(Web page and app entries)
+===+
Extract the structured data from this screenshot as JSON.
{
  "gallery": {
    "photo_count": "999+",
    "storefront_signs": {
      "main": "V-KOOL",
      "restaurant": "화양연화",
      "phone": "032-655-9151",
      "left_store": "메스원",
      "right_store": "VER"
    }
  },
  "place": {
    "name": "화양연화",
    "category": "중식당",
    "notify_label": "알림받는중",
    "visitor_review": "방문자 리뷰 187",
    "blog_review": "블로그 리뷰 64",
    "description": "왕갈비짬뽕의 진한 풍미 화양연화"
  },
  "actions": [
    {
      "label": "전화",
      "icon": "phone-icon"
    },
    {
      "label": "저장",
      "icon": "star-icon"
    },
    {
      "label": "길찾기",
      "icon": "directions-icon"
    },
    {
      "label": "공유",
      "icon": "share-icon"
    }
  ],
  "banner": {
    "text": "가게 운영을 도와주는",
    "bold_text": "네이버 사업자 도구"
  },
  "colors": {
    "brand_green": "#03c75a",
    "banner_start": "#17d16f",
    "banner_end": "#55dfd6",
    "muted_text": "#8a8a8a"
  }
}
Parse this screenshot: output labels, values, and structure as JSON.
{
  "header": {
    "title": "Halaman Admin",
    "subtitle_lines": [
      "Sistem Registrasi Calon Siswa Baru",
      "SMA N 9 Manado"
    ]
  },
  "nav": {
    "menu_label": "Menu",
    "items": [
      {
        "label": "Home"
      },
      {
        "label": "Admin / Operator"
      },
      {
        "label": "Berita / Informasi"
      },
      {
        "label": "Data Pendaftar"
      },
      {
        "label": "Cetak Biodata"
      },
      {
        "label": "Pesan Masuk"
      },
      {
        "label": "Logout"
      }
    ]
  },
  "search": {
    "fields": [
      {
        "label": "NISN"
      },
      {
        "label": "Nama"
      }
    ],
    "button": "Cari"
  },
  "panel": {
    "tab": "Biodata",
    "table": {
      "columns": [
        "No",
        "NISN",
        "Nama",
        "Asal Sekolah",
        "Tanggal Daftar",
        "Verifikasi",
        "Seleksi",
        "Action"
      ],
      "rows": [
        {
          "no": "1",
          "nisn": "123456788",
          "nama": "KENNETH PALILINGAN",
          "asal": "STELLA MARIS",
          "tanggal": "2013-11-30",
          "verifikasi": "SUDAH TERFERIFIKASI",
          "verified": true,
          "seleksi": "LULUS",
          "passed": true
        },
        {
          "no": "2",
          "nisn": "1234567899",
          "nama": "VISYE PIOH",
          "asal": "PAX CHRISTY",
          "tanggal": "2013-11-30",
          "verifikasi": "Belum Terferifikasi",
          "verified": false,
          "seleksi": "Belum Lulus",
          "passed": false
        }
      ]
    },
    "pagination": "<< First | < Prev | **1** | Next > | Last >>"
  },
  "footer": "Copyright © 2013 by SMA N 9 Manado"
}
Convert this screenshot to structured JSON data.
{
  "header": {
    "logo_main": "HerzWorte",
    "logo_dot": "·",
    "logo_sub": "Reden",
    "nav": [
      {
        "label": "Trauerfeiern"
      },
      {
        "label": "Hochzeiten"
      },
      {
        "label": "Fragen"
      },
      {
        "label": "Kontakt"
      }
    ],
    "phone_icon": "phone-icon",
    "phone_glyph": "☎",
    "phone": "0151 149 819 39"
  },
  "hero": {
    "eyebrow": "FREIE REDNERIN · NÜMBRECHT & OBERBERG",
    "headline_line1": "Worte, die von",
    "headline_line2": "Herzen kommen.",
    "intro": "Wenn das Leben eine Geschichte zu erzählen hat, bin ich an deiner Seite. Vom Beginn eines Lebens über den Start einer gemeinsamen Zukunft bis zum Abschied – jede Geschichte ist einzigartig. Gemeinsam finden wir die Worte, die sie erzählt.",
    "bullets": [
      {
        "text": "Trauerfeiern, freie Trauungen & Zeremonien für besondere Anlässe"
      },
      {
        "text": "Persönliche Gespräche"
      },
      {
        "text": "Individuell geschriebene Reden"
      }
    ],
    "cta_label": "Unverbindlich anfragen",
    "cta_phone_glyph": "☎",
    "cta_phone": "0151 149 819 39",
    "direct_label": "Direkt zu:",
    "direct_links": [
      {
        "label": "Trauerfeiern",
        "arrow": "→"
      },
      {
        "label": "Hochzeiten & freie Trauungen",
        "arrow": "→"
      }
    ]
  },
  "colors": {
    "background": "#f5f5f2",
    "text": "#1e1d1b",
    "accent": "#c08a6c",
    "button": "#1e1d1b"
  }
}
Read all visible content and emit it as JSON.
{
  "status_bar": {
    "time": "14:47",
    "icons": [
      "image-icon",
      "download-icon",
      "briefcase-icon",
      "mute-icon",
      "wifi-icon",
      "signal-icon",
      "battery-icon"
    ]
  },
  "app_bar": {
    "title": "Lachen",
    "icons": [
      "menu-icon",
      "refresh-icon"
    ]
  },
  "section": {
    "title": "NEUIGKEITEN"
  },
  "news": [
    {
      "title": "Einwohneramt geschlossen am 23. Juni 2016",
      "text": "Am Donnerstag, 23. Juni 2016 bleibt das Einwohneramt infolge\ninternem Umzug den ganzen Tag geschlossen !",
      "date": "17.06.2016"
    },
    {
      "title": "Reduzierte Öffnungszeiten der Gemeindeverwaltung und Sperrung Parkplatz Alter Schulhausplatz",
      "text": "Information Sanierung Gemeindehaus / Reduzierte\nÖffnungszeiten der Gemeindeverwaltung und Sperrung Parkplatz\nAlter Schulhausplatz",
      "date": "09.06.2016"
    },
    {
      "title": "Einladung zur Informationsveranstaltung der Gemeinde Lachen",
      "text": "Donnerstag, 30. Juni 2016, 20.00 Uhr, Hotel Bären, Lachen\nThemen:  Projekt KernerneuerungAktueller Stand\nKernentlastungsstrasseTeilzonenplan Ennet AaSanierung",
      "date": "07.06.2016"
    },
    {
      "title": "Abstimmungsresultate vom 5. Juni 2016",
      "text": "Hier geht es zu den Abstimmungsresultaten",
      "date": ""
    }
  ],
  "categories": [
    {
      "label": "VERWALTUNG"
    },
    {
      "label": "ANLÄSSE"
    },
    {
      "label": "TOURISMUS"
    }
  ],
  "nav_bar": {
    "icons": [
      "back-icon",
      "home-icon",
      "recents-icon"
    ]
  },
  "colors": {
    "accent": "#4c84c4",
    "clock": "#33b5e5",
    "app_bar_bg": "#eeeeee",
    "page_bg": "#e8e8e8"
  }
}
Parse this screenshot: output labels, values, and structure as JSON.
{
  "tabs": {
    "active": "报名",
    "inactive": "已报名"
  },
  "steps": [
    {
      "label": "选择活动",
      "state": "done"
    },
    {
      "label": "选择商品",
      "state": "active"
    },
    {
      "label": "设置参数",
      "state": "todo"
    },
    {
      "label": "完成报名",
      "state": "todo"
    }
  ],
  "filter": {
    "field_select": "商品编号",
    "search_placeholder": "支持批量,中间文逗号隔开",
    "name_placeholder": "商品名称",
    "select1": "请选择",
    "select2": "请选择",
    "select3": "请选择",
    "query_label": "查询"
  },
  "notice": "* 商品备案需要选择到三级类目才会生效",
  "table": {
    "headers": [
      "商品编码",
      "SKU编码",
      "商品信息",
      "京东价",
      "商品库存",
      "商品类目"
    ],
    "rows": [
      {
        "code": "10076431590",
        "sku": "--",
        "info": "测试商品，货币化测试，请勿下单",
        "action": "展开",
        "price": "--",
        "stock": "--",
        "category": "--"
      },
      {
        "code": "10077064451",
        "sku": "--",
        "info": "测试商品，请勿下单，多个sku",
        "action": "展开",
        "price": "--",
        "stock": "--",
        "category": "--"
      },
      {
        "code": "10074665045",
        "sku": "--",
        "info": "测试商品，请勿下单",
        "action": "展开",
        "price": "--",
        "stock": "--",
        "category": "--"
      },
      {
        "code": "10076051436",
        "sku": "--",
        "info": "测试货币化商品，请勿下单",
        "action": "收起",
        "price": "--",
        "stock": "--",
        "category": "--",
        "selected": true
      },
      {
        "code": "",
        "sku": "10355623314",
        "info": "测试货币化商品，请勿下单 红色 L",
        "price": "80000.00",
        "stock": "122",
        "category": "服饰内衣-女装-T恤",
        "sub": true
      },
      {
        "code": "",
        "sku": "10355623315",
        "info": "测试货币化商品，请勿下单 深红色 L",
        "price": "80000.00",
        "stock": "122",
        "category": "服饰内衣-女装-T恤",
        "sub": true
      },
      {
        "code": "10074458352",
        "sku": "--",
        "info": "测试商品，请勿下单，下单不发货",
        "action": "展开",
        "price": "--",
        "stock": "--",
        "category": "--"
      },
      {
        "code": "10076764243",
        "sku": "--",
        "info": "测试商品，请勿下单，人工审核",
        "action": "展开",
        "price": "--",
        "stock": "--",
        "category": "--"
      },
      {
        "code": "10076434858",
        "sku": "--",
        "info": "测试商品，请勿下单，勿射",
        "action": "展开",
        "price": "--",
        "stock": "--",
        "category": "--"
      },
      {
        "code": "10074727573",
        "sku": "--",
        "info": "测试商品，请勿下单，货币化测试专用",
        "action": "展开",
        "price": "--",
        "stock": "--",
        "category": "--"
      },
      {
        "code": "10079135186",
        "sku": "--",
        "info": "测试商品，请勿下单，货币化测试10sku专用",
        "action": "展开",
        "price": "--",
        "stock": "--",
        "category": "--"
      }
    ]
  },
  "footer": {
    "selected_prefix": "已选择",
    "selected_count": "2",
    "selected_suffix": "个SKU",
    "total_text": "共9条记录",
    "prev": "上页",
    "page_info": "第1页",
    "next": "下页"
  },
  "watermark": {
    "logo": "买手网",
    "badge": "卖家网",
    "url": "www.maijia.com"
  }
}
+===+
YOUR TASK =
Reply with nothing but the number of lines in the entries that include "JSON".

WRITTEN REPLY =
5